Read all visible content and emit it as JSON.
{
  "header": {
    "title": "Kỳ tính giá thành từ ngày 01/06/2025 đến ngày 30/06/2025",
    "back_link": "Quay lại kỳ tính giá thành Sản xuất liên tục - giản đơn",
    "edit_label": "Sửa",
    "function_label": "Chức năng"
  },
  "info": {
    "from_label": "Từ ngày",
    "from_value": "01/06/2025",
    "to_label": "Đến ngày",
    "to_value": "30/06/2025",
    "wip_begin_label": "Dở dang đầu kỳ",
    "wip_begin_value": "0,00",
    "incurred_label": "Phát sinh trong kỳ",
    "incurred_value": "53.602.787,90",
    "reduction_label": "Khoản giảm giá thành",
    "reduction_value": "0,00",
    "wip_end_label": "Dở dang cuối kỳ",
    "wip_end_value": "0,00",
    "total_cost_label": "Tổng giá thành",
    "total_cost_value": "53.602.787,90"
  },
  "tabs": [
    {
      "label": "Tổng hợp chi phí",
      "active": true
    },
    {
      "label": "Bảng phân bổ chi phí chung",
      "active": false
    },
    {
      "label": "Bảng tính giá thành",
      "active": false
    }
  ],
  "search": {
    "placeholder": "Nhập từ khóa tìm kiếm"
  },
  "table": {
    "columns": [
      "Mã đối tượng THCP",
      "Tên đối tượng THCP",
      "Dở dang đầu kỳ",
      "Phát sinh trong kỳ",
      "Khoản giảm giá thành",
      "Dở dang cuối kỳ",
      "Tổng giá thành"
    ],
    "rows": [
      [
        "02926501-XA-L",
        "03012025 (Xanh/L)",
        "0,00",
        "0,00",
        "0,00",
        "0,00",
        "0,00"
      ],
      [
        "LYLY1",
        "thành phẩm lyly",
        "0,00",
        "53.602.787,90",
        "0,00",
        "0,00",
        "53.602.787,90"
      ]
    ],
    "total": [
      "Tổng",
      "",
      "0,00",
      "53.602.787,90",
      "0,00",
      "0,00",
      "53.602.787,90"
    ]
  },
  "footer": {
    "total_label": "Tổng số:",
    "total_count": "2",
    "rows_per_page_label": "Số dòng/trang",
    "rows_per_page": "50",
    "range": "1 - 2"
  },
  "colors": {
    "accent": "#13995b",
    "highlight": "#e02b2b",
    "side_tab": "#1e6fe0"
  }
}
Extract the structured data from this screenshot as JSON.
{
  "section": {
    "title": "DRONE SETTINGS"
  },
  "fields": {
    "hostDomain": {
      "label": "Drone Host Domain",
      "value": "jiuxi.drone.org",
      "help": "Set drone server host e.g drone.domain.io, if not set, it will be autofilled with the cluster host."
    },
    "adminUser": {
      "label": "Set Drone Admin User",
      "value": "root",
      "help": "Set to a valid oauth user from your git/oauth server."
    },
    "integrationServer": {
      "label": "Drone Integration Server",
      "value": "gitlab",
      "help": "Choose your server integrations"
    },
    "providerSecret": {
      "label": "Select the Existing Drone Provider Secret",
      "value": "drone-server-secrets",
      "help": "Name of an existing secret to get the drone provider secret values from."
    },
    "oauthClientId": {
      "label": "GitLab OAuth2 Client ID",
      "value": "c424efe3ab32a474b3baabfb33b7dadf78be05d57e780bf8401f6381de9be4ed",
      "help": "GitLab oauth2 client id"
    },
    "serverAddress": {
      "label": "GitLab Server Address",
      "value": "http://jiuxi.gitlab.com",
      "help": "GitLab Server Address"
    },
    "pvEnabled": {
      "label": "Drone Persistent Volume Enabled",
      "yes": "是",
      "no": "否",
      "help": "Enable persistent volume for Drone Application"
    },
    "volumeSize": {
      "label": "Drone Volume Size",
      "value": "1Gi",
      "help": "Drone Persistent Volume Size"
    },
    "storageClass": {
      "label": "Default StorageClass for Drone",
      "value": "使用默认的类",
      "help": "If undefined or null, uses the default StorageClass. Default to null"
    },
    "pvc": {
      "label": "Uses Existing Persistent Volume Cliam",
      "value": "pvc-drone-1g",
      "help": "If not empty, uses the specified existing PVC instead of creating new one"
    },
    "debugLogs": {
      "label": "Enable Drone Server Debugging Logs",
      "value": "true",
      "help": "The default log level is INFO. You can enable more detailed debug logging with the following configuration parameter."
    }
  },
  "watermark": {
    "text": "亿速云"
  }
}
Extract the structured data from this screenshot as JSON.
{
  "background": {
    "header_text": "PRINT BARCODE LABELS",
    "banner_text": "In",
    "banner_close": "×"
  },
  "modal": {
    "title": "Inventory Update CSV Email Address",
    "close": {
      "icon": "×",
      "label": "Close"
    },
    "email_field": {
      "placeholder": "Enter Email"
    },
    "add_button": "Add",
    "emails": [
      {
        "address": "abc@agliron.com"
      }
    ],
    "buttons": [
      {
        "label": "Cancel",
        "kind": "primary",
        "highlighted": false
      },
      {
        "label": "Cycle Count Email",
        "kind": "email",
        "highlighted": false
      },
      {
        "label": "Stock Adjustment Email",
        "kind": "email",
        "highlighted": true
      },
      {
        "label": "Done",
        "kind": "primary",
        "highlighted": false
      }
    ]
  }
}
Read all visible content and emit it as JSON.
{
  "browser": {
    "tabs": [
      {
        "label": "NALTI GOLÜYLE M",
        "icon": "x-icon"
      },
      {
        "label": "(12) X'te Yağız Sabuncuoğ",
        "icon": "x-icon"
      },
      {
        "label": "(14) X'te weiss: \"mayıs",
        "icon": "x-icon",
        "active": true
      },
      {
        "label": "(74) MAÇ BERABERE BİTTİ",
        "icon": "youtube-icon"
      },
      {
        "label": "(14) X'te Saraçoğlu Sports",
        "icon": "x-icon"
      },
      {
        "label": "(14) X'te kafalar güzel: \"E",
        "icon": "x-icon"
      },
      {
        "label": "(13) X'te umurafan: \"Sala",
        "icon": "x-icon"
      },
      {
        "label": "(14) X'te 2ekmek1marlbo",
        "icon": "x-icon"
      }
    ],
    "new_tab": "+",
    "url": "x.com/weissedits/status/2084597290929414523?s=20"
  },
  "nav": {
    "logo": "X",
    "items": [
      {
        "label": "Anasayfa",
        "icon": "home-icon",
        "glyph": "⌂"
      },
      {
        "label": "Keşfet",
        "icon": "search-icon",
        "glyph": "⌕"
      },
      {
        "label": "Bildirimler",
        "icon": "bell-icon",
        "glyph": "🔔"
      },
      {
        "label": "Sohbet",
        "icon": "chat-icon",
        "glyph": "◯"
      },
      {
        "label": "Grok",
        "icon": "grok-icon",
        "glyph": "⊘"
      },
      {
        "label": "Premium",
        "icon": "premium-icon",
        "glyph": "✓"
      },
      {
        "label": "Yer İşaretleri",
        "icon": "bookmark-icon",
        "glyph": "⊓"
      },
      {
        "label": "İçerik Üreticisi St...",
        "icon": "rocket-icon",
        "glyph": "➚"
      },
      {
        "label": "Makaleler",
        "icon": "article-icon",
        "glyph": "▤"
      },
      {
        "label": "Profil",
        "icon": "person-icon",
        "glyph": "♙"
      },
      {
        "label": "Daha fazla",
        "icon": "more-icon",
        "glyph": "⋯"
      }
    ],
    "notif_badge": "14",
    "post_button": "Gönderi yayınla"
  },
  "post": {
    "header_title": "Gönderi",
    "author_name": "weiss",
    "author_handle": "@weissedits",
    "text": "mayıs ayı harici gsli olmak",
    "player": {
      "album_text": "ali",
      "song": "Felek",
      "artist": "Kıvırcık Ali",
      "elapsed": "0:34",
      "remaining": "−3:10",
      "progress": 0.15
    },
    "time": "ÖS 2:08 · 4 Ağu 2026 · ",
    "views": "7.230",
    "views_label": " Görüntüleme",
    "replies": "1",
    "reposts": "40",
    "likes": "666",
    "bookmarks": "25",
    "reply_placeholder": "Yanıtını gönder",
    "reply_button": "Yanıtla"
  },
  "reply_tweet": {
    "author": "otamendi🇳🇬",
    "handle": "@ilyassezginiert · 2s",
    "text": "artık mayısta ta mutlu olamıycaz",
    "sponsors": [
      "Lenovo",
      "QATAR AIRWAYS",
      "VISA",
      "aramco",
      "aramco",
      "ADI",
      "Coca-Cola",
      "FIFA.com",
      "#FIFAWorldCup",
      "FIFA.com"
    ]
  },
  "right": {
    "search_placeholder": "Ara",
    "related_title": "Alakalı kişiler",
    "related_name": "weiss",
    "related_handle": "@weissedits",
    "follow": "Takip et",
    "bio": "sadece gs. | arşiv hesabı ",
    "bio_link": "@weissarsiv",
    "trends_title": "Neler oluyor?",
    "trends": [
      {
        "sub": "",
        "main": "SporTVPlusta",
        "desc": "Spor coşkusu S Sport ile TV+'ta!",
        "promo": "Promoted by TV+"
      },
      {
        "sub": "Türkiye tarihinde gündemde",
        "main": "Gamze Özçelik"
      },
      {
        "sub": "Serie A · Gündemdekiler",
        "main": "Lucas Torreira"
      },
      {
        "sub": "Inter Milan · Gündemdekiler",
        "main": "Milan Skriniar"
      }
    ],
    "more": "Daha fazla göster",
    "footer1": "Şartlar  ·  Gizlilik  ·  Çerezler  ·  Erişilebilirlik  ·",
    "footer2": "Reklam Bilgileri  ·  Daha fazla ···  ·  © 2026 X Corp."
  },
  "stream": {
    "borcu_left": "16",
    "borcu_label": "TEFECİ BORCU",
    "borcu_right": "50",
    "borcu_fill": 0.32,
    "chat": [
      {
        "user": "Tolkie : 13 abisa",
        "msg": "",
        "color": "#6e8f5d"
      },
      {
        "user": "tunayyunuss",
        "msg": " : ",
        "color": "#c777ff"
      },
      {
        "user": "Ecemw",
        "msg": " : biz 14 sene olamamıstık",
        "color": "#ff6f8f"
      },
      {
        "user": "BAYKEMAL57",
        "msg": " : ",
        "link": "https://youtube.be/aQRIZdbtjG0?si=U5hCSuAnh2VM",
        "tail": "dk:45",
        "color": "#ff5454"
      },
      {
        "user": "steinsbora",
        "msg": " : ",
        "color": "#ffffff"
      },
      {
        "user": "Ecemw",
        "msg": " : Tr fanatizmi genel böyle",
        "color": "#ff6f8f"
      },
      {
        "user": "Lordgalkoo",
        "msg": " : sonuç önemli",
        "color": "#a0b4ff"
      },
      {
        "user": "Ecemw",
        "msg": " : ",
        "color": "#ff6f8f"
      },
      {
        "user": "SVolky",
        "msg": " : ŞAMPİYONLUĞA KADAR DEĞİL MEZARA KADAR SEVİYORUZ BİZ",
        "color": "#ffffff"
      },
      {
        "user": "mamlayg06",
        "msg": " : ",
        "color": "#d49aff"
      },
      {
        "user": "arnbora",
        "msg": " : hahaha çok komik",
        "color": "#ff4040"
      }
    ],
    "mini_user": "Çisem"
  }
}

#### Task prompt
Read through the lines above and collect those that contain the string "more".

#### Exercise response
      "help": "The default log level is INFO. You can enable more detailed debug logging with the following configuration parameter."
        "icon": "more-icon",
    "more": "Daha fazla göster",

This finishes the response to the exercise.